**Task objective:** Print every entry below again exactly as written, skipping the pictures.

**Data shown:**
┄┄┄┄┄┄

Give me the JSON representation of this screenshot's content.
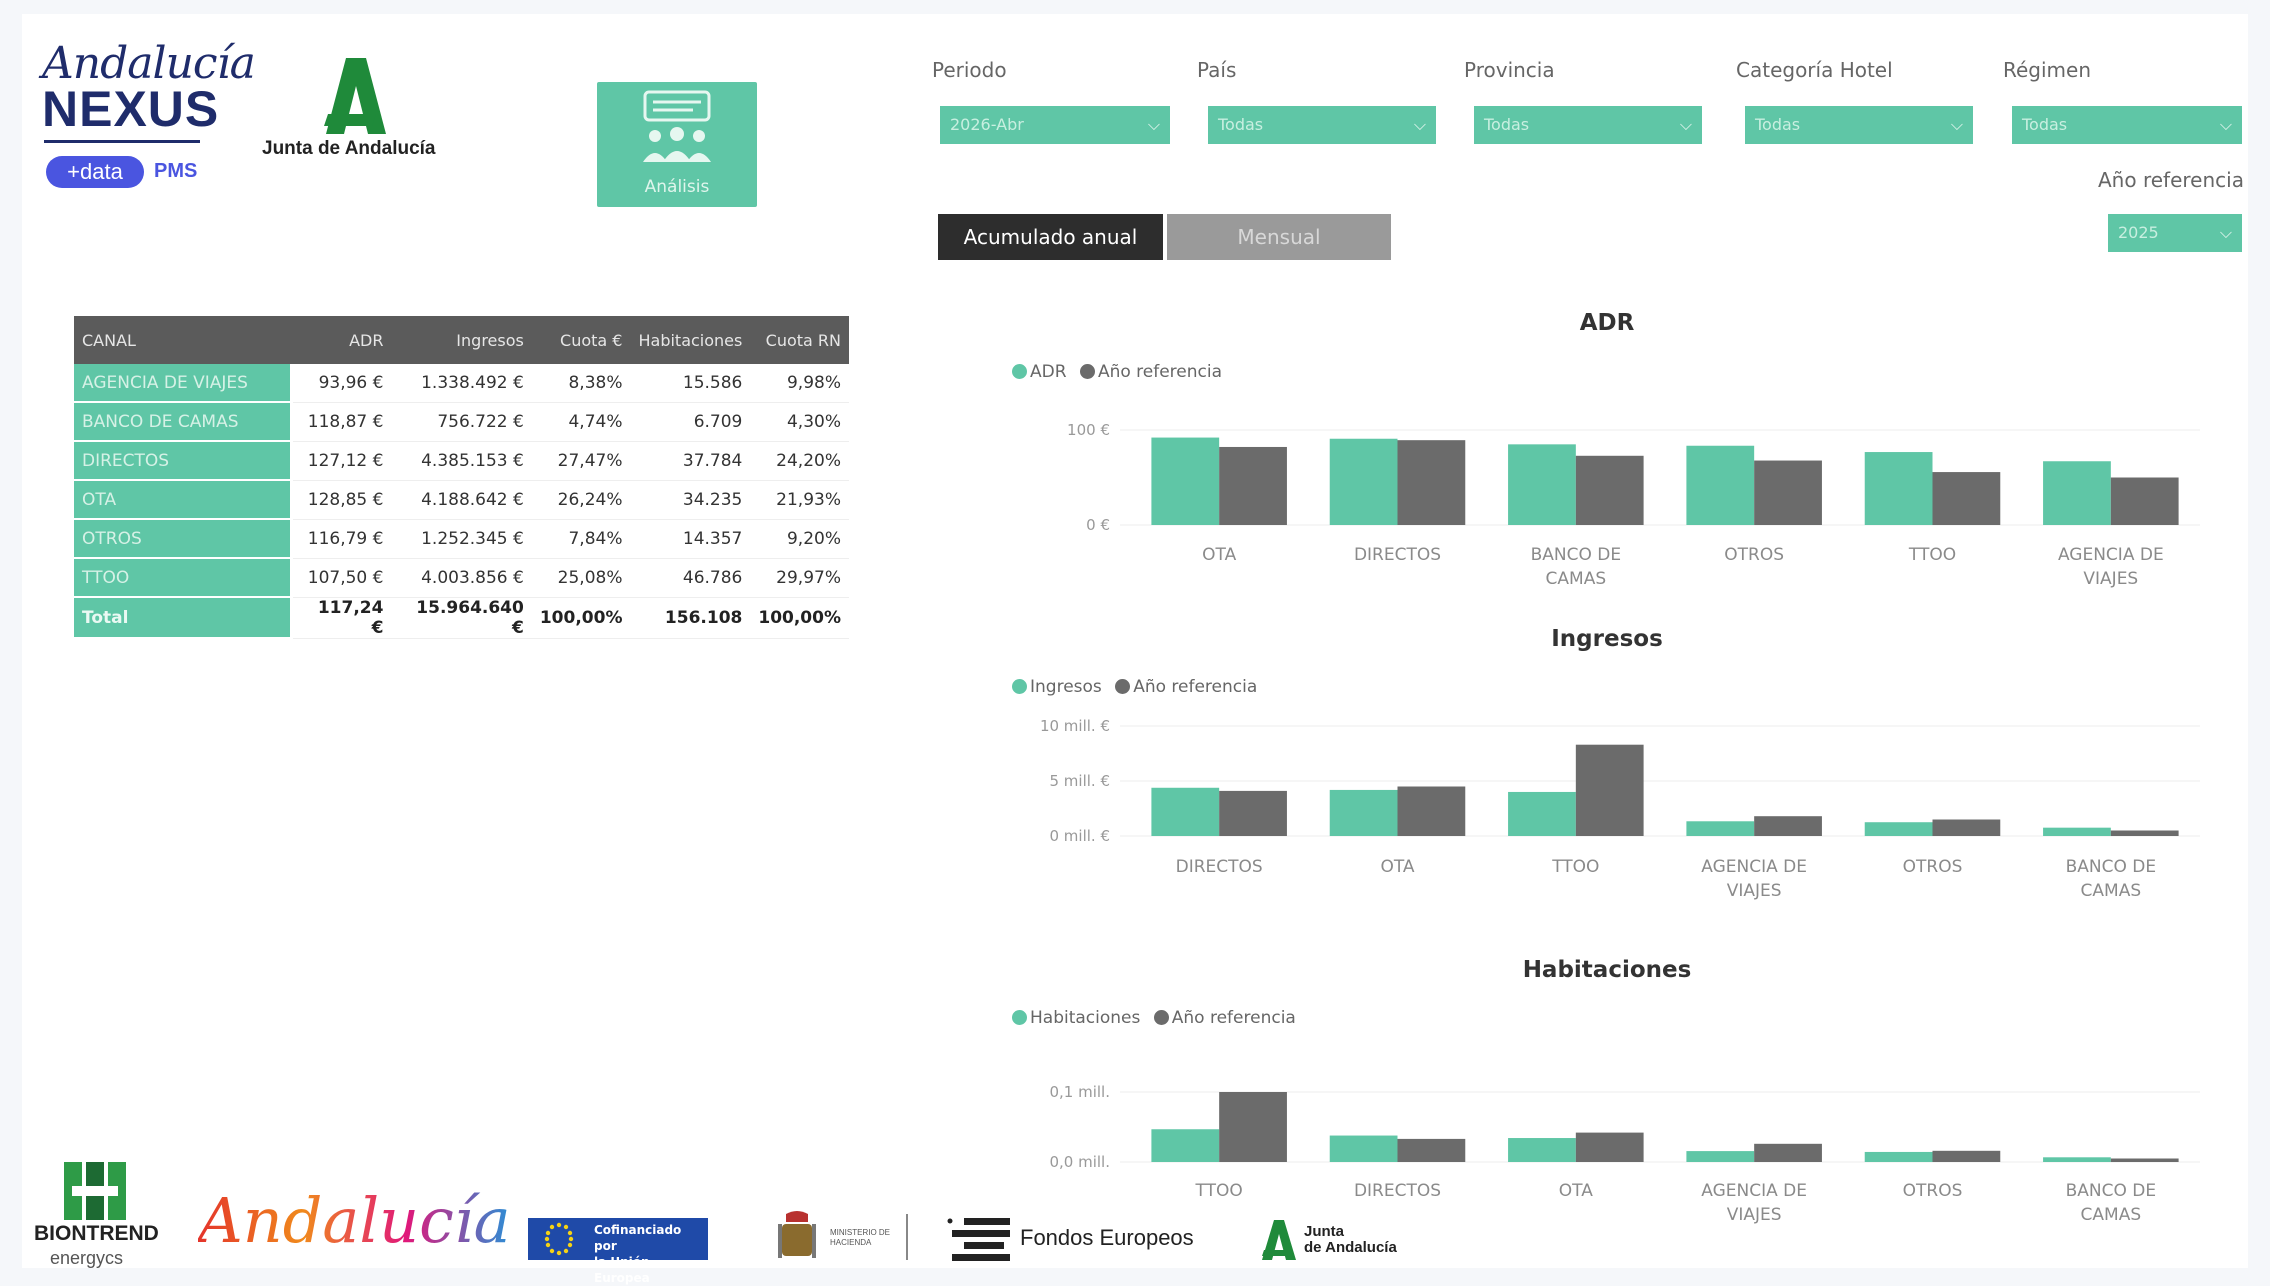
{
  "brand": {
    "nexus_script": "Andalucía",
    "nexus_word": "NEXUS",
    "data_pill": "+data",
    "pms": "PMS",
    "junta_name": "Junta de Andalucía"
  },
  "analisis_button": {
    "label": "Análisis",
    "icon": "people-chat-icon"
  },
  "filters": [
    {
      "label": "Periodo",
      "value": "2026-Abr"
    },
    {
      "label": "País",
      "value": "Todas"
    },
    {
      "label": "Provincia",
      "value": "Todas"
    },
    {
      "label": "Categoría Hotel",
      "value": "Todas"
    },
    {
      "label": "Régimen",
      "value": "Todas"
    }
  ],
  "ref_year": {
    "label": "Año referencia",
    "value": "2025"
  },
  "view_toggle": {
    "acumulado": "Acumulado anual",
    "mensual": "Mensual"
  },
  "table": {
    "headers": [
      "CANAL",
      "ADR",
      "Ingresos",
      "Cuota €",
      "Habitaciones",
      "Cuota RN"
    ],
    "rows": [
      [
        "AGENCIA DE VIAJES",
        "93,96 €",
        "1.338.492 €",
        "8,38%",
        "15.586",
        "9,98%"
      ],
      [
        "BANCO DE CAMAS",
        "118,87 €",
        "756.722 €",
        "4,74%",
        "6.709",
        "4,30%"
      ],
      [
        "DIRECTOS",
        "127,12 €",
        "4.385.153 €",
        "27,47%",
        "37.784",
        "24,20%"
      ],
      [
        "OTA",
        "128,85 €",
        "4.188.642 €",
        "26,24%",
        "34.235",
        "21,93%"
      ],
      [
        "OTROS",
        "116,79 €",
        "1.252.345 €",
        "7,84%",
        "14.357",
        "9,20%"
      ],
      [
        "TTOO",
        "107,50 €",
        "4.003.856 €",
        "25,08%",
        "46.786",
        "29,97%"
      ]
    ],
    "total": [
      "Total",
      "117,24 €",
      "15.964.640 €",
      "100,00%",
      "156.108",
      "100,00%"
    ]
  },
  "colors": {
    "accent": "#5fc6a6",
    "reference": "#6b6b6b",
    "header_dark": "#5b5b5b"
  },
  "chart_data": [
    {
      "type": "bar",
      "title": "ADR",
      "categories": [
        "OTA",
        "DIRECTOS",
        "BANCO DE CAMAS",
        "OTROS",
        "TTOO",
        "AGENCIA DE VIAJES"
      ],
      "series": [
        {
          "name": "ADR",
          "values": [
            128.85,
            127.12,
            118.87,
            116.79,
            107.5,
            93.96
          ]
        },
        {
          "name": "Año referencia",
          "values": [
            115,
            125,
            102,
            95,
            78,
            70
          ]
        }
      ],
      "yticks": [
        "100 €",
        "0 €"
      ],
      "ylim": [
        0,
        140
      ]
    },
    {
      "type": "bar",
      "title": "Ingresos",
      "categories": [
        "DIRECTOS",
        "OTA",
        "TTOO",
        "AGENCIA DE VIAJES",
        "OTROS",
        "BANCO DE CAMAS"
      ],
      "series": [
        {
          "name": "Ingresos",
          "values": [
            4385153,
            4188642,
            4003856,
            1338492,
            1252345,
            756722
          ]
        },
        {
          "name": "Año referencia",
          "values": [
            4100000,
            4500000,
            8300000,
            1800000,
            1500000,
            500000
          ]
        }
      ],
      "yticks": [
        "10 mill. €",
        "5 mill. €",
        "0 mill. €"
      ],
      "ylim": [
        0,
        10000000
      ]
    },
    {
      "type": "bar",
      "title": "Habitaciones",
      "categories": [
        "TTOO",
        "DIRECTOS",
        "OTA",
        "AGENCIA DE VIAJES",
        "OTROS",
        "BANCO DE CAMAS"
      ],
      "series": [
        {
          "name": "Habitaciones",
          "values": [
            46786,
            37784,
            34235,
            15586,
            14357,
            6709
          ]
        },
        {
          "name": "Año referencia",
          "values": [
            100000,
            33000,
            42000,
            26000,
            16000,
            5000
          ]
        }
      ],
      "yticks": [
        "0,1 mill.",
        "0,0 mill."
      ],
      "ylim": [
        0,
        100000
      ]
    }
  ],
  "footer": {
    "biontrend": "BIONTREND",
    "biontrend_sub": "energycs",
    "andalucia": "Andalucía",
    "eu_text_1": "Cofinanciado por",
    "eu_text_2": "la Unión Europea",
    "ministerio": "MINISTERIO DE HACIENDA",
    "fondos": "Fondos Europeos",
    "junta_1": "Junta",
    "junta_2": "de Andalucía"
  }
}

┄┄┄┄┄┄

**Solved exercise:**
Give me the JSON representation of this screenshot's content.
{
  "brand": {
    "nexus_script": "Andalucía",
    "nexus_word": "NEXUS",
    "data_pill": "+data",
    "pms": "PMS",
    "junta_name": "Junta de Andalucía"
  },
  "analisis_button": {
    "label": "Análisis",
    "icon": "people-chat-icon"
  },
  "filters": [
    {
      "label": "Periodo",
      "value": "2026-Abr"
    },
    {
      "label": "País",
      "value": "Todas"
    },
    {
      "label": "Provincia",
      "value": "Todas"
    },
    {
      "label": "Categoría Hotel",
      "value": "Todas"
    },
    {
      "label": "Régimen",
      "value": "Todas"
    }
  ],
  "ref_year": {
    "label": "Año referencia",
    "value": "2025"
  },
  "view_toggle": {
    "acumulado": "Acumulado anual",
    "mensual": "Mensual"
  },
  "table": {
    "headers": [
      "CANAL",
      "ADR",
      "Ingresos",
      "Cuota €",
      "Habitaciones",
      "Cuota RN"
    ],
    "rows": [
      [
        "AGENCIA DE VIAJES",
        "93,96 €",
        "1.338.492 €",
        "8,38%",
        "15.586",
        "9,98%"
      ],
      [
        "BANCO DE CAMAS",
        "118,87 €",
        "756.722 €",
        "4,74%",
        "6.709",
        "4,30%"
      ],
      [
        "DIRECTOS",
        "127,12 €",
        "4.385.153 €",
        "27,47%",
        "37.784",
        "24,20%"
      ],
      [
        "OTA",
        "128,85 €",
        "4.188.642 €",
        "26,24%",
        "34.235",
        "21,93%"
      ],
      [
        "OTROS",
        "116,79 €",
        "1.252.345 €",
        "7,84%",
        "14.357",
        "9,20%"
      ],
      [
        "TTOO",
        "107,50 €",
        "4.003.856 €",
        "25,08%",
        "46.786",
        "29,97%"
      ]
    ],
    "total": [
      "Total",
      "117,24 €",
      "15.964.640 €",
      "100,00%",
      "156.108",
      "100,00%"
    ]
  },
  "colors": {
    "accent": "#5fc6a6",
    "reference": "#6b6b6b",
    "header_dark": "#5b5b5b"
  },
  "chart_data": [
    {
      "type": "bar",
      "title": "ADR",
      "categories": [
        "OTA",
        "DIRECTOS",
        "BANCO DE CAMAS",
        "OTROS",
        "TTOO",
        "AGENCIA DE VIAJES"
      ],
      "series": [
        {
          "name": "ADR",
          "values": [
            128.85,
            127.12,
            118.87,
            116.79,
            107.5,
            93.96
          ]
        },
        {
          "name": "Año referencia",
          "values": [
            115,
            125,
            102,
            95,
            78,
            70
          ]
        }
      ],
      "yticks": [
        "100 €",
        "0 €"
      ],
      "ylim": [
        0,
        140
      ]
    },
    {
      "type": "bar",
      "title": "Ingresos",
      "categories": [
        "DIRECTOS",
        "OTA",
        "TTOO",
        "AGENCIA DE VIAJES",
        "OTROS",
        "BANCO DE CAMAS"
      ],
      "series": [
        {
          "name": "Ingresos",
          "values": [
            4385153,
            4188642,
            4003856,
            1338492,
            1252345,
            756722
          ]
        },
        {
          "name": "Año referencia",
          "values": [
            4100000,
            4500000,
            8300000,
            1800000,
            1500000,
            500000
          ]
        }
      ],
      "yticks": [
        "10 mill. €",
        "5 mill. €",
        "0 mill. €"
      ],
      "ylim": [
        0,
        10000000
      ]
    },
    {
      "type": "bar",
      "title": "Habitaciones",
      "categories": [
        "TTOO",
        "DIRECTOS",
        "OTA",
        "AGENCIA DE VIAJES",
        "OTROS",
        "BANCO DE CAMAS"
      ],
      "series": [
        {
          "name": "Habitaciones",
          "values": [
            46786,
            37784,
            34235,
            15586,
            14357,
            6709
          ]
        },
        {
          "name": "Año referencia",
          "values": [
            100000,
            33000,
            42000,
            26000,
            16000,
            5000
          ]
        }
      ],
      "yticks": [
        "0,1 mill.",
        "0,0 mill."
      ],
      "ylim": [
        0,
        100000
      ]
    }
  ],
  "footer": {
    "biontrend": "BIONTREND",
    "biontrend_sub": "energycs",
    "andalucia": "Andalucía",
    "eu_text_1": "Cofinanciado por",
    "eu_text_2": "la Unión Europea",
    "ministerio": "MINISTERIO DE HACIENDA",
    "fondos": "Fondos Europeos",
    "junta_1": "Junta",
    "junta_2": "de Andalucía"
  }
}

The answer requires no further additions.